[The] Human Expression was an Orange County, CA band that did teenage angst better than anybody. In their time, it was just a few singles released 1966-67, but other recordings have since surfaced, and while I’d had the CD it was one of those situations where I thought: Hey dummy, this will be a neat thing to get on vinyl. I dug the songs, but had no idea I would be as disproportionately troubled by Mississippi Records’ presentation of it as I am. The label’s cute, cut-papered collages incorporating a single photograph and stenciled lettering is okay for their blues and gospel compilations, and theoretically could work for a regional garage band, but the cover fails to reflect the dark undercurrents of the featured sounds. In an aim to demystify and avoid the clichéd psychedelic swirl, they go too far the other way with a just as lazy, too-cool antirock stance. Presumably this is the band’s leader Jim Quarles on the front, and also included amongst the track listing are some solo songwriting demos from him, but there’s little rhyme-or-reason to the song order and scant contextual information provided.
The unreleased “Readin’ Your Will” is every bit as snotty as the title promises. It’s actually a demo, as is one of two versions of “Every Night”—but it’s not clear which is from their first single, as the repeated songs are merely listed as “Alternate” versions. (Alternate to what, if the first appearances aren’t sufficiently defined? An alternate to me, suggests an unused take, but CD releases of this material call these “demo” or “promo” versions). The single version of their Pebbles-to-Nuggets classic “Optical Sound” is evident from the stinging guitar overdubs but is still pretty lo-fi. From that song’s “shattered mind” post-druggy comedown, to getting “all tense and hung up” in “Calm Me Down” these guys were a mess. The suburban nightmare continues with their last single, the bleak “Sweet Child of Nothingness” followed by the mopey but brilliant “I Don’t Need Nobody”—the latter ironically with the most loose and fun guitar solo here. “Outside Of It All” is clearly a Quarles home recording, with blipping effects that residually recall “Optical Sound.” The question is, why place the song here, as the side closer?

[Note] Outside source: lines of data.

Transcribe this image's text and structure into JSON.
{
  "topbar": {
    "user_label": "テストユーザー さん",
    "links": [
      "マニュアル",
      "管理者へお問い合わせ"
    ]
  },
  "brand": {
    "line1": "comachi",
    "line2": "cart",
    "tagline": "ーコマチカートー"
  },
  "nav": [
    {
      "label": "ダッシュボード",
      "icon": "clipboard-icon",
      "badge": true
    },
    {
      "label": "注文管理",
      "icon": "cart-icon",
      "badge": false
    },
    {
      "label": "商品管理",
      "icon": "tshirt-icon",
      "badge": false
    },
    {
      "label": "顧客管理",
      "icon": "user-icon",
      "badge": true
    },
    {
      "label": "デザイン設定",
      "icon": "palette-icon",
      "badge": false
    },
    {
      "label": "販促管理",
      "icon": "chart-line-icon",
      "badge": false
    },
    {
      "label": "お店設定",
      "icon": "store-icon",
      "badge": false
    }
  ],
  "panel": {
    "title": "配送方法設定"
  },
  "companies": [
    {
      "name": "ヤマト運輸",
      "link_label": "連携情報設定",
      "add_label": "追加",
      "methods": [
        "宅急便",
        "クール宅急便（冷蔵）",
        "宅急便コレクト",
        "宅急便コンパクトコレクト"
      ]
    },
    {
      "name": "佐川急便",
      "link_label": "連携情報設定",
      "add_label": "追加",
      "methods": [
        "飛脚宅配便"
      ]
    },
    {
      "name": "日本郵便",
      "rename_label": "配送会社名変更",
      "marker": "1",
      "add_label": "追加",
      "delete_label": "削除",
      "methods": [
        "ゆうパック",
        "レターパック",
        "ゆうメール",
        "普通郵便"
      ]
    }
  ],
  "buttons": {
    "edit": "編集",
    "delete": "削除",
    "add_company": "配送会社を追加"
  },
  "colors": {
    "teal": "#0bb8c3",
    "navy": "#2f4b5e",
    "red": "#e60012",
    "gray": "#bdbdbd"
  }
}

Inexplicably, one side of their first single is relegated to side two of this reissue. Far from their usual moody fare, “Love At A Psychedelic Velocity” is a 13th Floor Elevators-style rave-up (I swear I can even hear a jug) and is almost groovy—if it weren’t for the radical tempo shifts the kids probably coulda danced to it. The ‘alternates’ of “Optical Sound,” “Calm Me Down” and “Every Night” are all as spirited as the released versions, but none are revelatory either (honestly I still can’t distinguish a couple of them).
The LP proper closes out with four Jim Quarles intimate demos, of chief interest is “Room of Shadows” which confusingly is the same recording as “Your Mind Works In Reverse” that appears on another release. And here is where things get truly aggravating: there’s a bonus 45 of two more Quarles songs, but there’s no reason to have them banished on their own in this manner. The good news is that they are great, and while probably still solo recordings they have fuller instrumentation and the best fidelity of anything on the set. What bugs me is the arbitrary nature of how this is all laid out. Why not put all the singles together (rather than disrupt them with a solo demo at the end of side one) and do the same with the band demos and the Quarles recordings? Or, mix it all up into a non-chronological listenable sequence —I’d sacrifice a couple of the demos for a single disc all-killer record—but this reissue does none of these things particularly well. And then there’s the final annoyance of the 7” labels having the song titles swapped.
I sure have a lot of opinions on how these things should be done. It just seems to me if you’re gonna be beholden to the completist (by the way, there are other Quarles demos circulating out there, including a suspiciously 70s-sounding “You Need Lovin’ Too”) at least present it in a historically legible manner. Evidently such an approach wasn’t punk enough for Mississippi, and really all they offer is a readily available CD in a different format. And vinyl’s cool, right?